A nurse who spent more than six weeks in custody was made a “scapegoat” when police “jumped the gun” as she was charged with contaminating saline, her lawyer has said.
Proceedings against Rebecca Leighton, 27, were discontinued on Friday as the probe into the tampering of medical products at Stepping Hill hospital in Stockport, Greater Manchester, continues with detectives investigating the deaths of seven patients.
She said her life was “turned upside down” and became a “living hell” when she was arrested at her flat in Heaviley, Stockport on July 20, on suspicion of murder, and then formally accused of causing criminal damage with intent to endanger life two days later.
The alarm had been raised earlier that month when a higher than normal number of patients were reported to have “unexplained” low blood sugar levels amid fears saline solution had been contaminated with insulin.
Her solicitor, Carl Richmond, said: “They jumped the gun, though, and tried to build the case against her from there rather than the usual method of bailing her pending further inquiries.”
Mr Richmond said no decision had been made yet to sue police for wrongful arrest but Ms Leighton, her family and her legal team would meet as soon as possible to discuss the matter.
During a bail application last month, it emerged the evidence at that stage against the nurse amounted to her fingerprint being on a saline bag which was damaged by a needle.
Her thumb print was also discovered on the bottom of a bottle of anti-biotic fluid which contained insulin.

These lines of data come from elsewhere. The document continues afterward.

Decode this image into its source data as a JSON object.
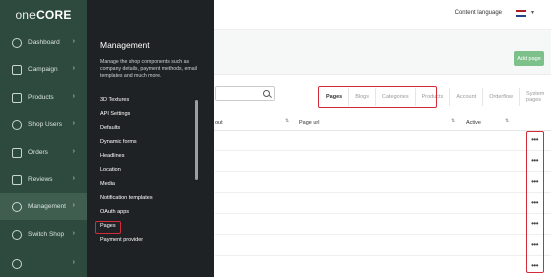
{
  "brand": {
    "prefix": "one",
    "name": "CORE"
  },
  "sidebar": {
    "items": [
      {
        "label": "Dashboard",
        "icon": "gauge-icon"
      },
      {
        "label": "Campaign",
        "icon": "calendar-icon"
      },
      {
        "label": "Products",
        "icon": "cart-icon"
      },
      {
        "label": "Shop Users",
        "icon": "users-icon"
      },
      {
        "label": "Orders",
        "icon": "list-icon"
      },
      {
        "label": "Reviews",
        "icon": "comment-icon"
      },
      {
        "label": "Management",
        "icon": "gear-icon",
        "active": true
      },
      {
        "label": "Switch Shop",
        "icon": "switch-icon"
      },
      {
        "label": "",
        "icon": "user-icon"
      }
    ]
  },
  "header": {
    "content_language": "Content language"
  },
  "page_actions": {
    "add_page": "Add page"
  },
  "tabs": [
    "Pages",
    "Blogs",
    "Categories",
    "Products",
    "Account",
    "Orderflow",
    "System pages"
  ],
  "table": {
    "columns": [
      "out",
      "Page url",
      "Active"
    ]
  },
  "management": {
    "title": "Management",
    "description": "Manage the shop components such as company details, payment methods, email templates and much more.",
    "items": [
      "3D Textures",
      "API Settings",
      "Defaults",
      "Dynamic forms",
      "Headlines",
      "Location",
      "Media",
      "Notification templates",
      "OAuth apps",
      "Pages",
      "Payment provider"
    ]
  },
  "colors": {
    "sidebar": "#2e4a3e",
    "panel": "#1f2224",
    "accent": "#7cc08a",
    "highlight": "#d32b3a"
  }
}
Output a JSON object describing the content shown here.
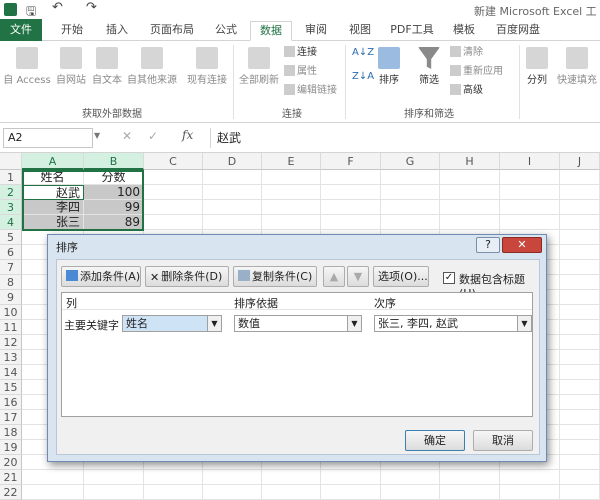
{
  "window": {
    "title": "新建 Microsoft Excel 工作表"
  },
  "ribbon_tabs": [
    "文件",
    "开始",
    "插入",
    "页面布局",
    "公式",
    "数据",
    "审阅",
    "视图",
    "PDF工具",
    "模板",
    "百度网盘"
  ],
  "ribbon": {
    "get_external": {
      "access": "自 Access",
      "web": "自网站",
      "text": "自文本",
      "other": "自其他来源",
      "existing": "现有连接",
      "label": "获取外部数据"
    },
    "connections": {
      "refresh": "全部刷新",
      "connections": "连接",
      "properties": "属性",
      "edit_links": "编辑链接",
      "label": "连接"
    },
    "sort_filter": {
      "sort": "排序",
      "filter": "筛选",
      "clear": "清除",
      "reapply": "重新应用",
      "advanced": "高级",
      "label": "排序和筛选"
    },
    "data_tools": {
      "split": "分列",
      "flash": "快速填充"
    }
  },
  "formula_bar": {
    "name_box": "A2",
    "fx": "fx",
    "content": "赵武"
  },
  "columns": [
    "A",
    "B",
    "C",
    "D",
    "E",
    "F",
    "G",
    "H",
    "I",
    "J"
  ],
  "rows": [
    "1",
    "2",
    "3",
    "4",
    "5",
    "6",
    "7",
    "8",
    "9",
    "10",
    "11",
    "12",
    "13",
    "14",
    "15",
    "16",
    "17",
    "18",
    "19",
    "20",
    "21",
    "22"
  ],
  "cells": {
    "a1": "姓名",
    "b1": "分数",
    "a2": "赵武",
    "b2": "100",
    "a3": "李四",
    "b3": "99",
    "a4": "张三",
    "b4": "89"
  },
  "dialog": {
    "title": "排序",
    "help": "?",
    "add_level": "添加条件(A)",
    "delete_level": "删除条件(D)",
    "copy_level": "复制条件(C)",
    "options": "选项(O)...",
    "header_checkbox": "数据包含标题(H)",
    "header_checked": "✓",
    "col_header": "列",
    "sort_on_header": "排序依据",
    "order_header": "次序",
    "sort_by_label": "主要关键字",
    "column_value": "姓名",
    "sort_on_value": "数值",
    "order_value": "张三, 李四, 赵武",
    "ok": "确定",
    "cancel": "取消"
  }
}
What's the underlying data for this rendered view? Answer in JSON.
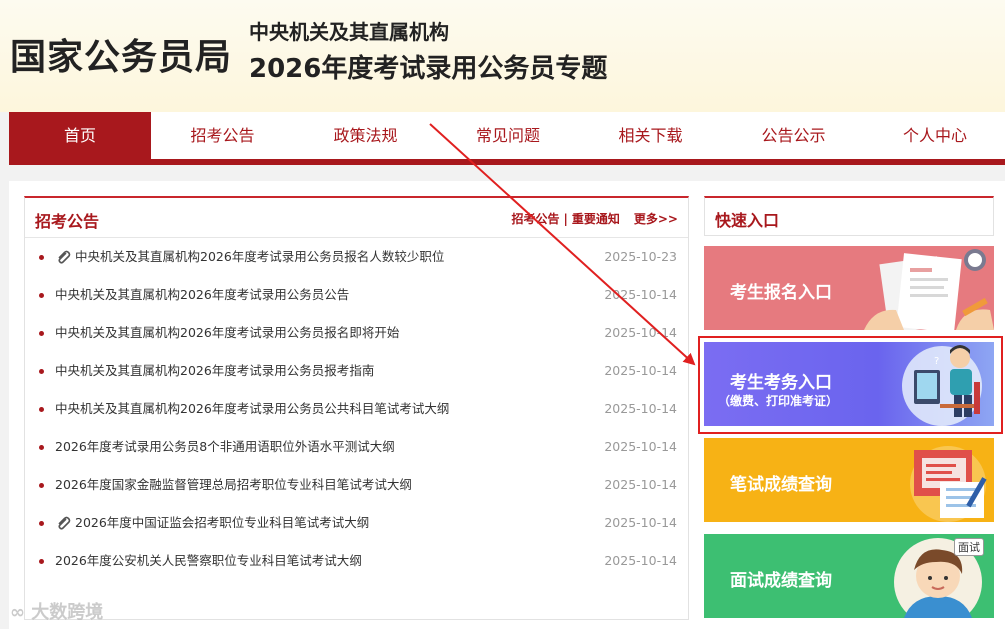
{
  "header": {
    "logo": "国家公务员局",
    "org": "中央机关及其直属机构",
    "topic": "2026年度考试录用公务员专题"
  },
  "nav": {
    "items": [
      "首页",
      "招考公告",
      "政策法规",
      "常见问题",
      "相关下载",
      "公告公示",
      "个人中心"
    ]
  },
  "notices": {
    "title": "招考公告",
    "link1": "招考公告",
    "sep": "|",
    "link2": "重要通知",
    "more": "更多>>",
    "items": [
      {
        "text": "中央机关及其直属机构2026年度考试录用公务员报名人数较少职位",
        "date": "2025-10-23",
        "attachment": true
      },
      {
        "text": "中央机关及其直属机构2026年度考试录用公务员公告",
        "date": "2025-10-14",
        "attachment": false
      },
      {
        "text": "中央机关及其直属机构2026年度考试录用公务员报名即将开始",
        "date": "2025-10-14",
        "attachment": false
      },
      {
        "text": "中央机关及其直属机构2026年度考试录用公务员报考指南",
        "date": "2025-10-14",
        "attachment": false
      },
      {
        "text": "中央机关及其直属机构2026年度考试录用公务员公共科目笔试考试大纲",
        "date": "2025-10-14",
        "attachment": false
      },
      {
        "text": "2026年度考试录用公务员8个非通用语职位外语水平测试大纲",
        "date": "2025-10-14",
        "attachment": false
      },
      {
        "text": "2026年度国家金融监督管理总局招考职位专业科目笔试考试大纲",
        "date": "2025-10-14",
        "attachment": false
      },
      {
        "text": "2026年度中国证监会招考职位专业科目笔试考试大纲",
        "date": "2025-10-14",
        "attachment": true
      },
      {
        "text": "2026年度公安机关人民警察职位专业科目笔试考试大纲",
        "date": "2025-10-14",
        "attachment": false
      }
    ]
  },
  "quick": {
    "title": "快速入口",
    "signup": "考生报名入口",
    "affairs": "考生考务入口",
    "affairs_sub": "（缴费、打印准考证）",
    "written": "笔试成绩查询",
    "interview": "面试成绩查询",
    "interview_badge": "面试"
  },
  "colors": {
    "brand_red": "#a8181d",
    "highlight_red": "#e02020",
    "signup_card": "#e67a7f",
    "affairs_card": "#7b6df2",
    "written_card": "#f7b215",
    "interview_card": "#3dbf72"
  },
  "watermark": "大数跨境"
}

Greater Manchester Police (GMP) is planning to interview around 500 more people, including staff, patients and visitors, out of more than 700 who could have had access to the area during the time the tampering may have taken place.
A spokeswoman for Stepping Hill hospital said heightened security measures remain in place and will continue for the foreseeable future.
No-one is allowed to administer intravenous drips alone and all keys to medicine cabinets have to be signed for.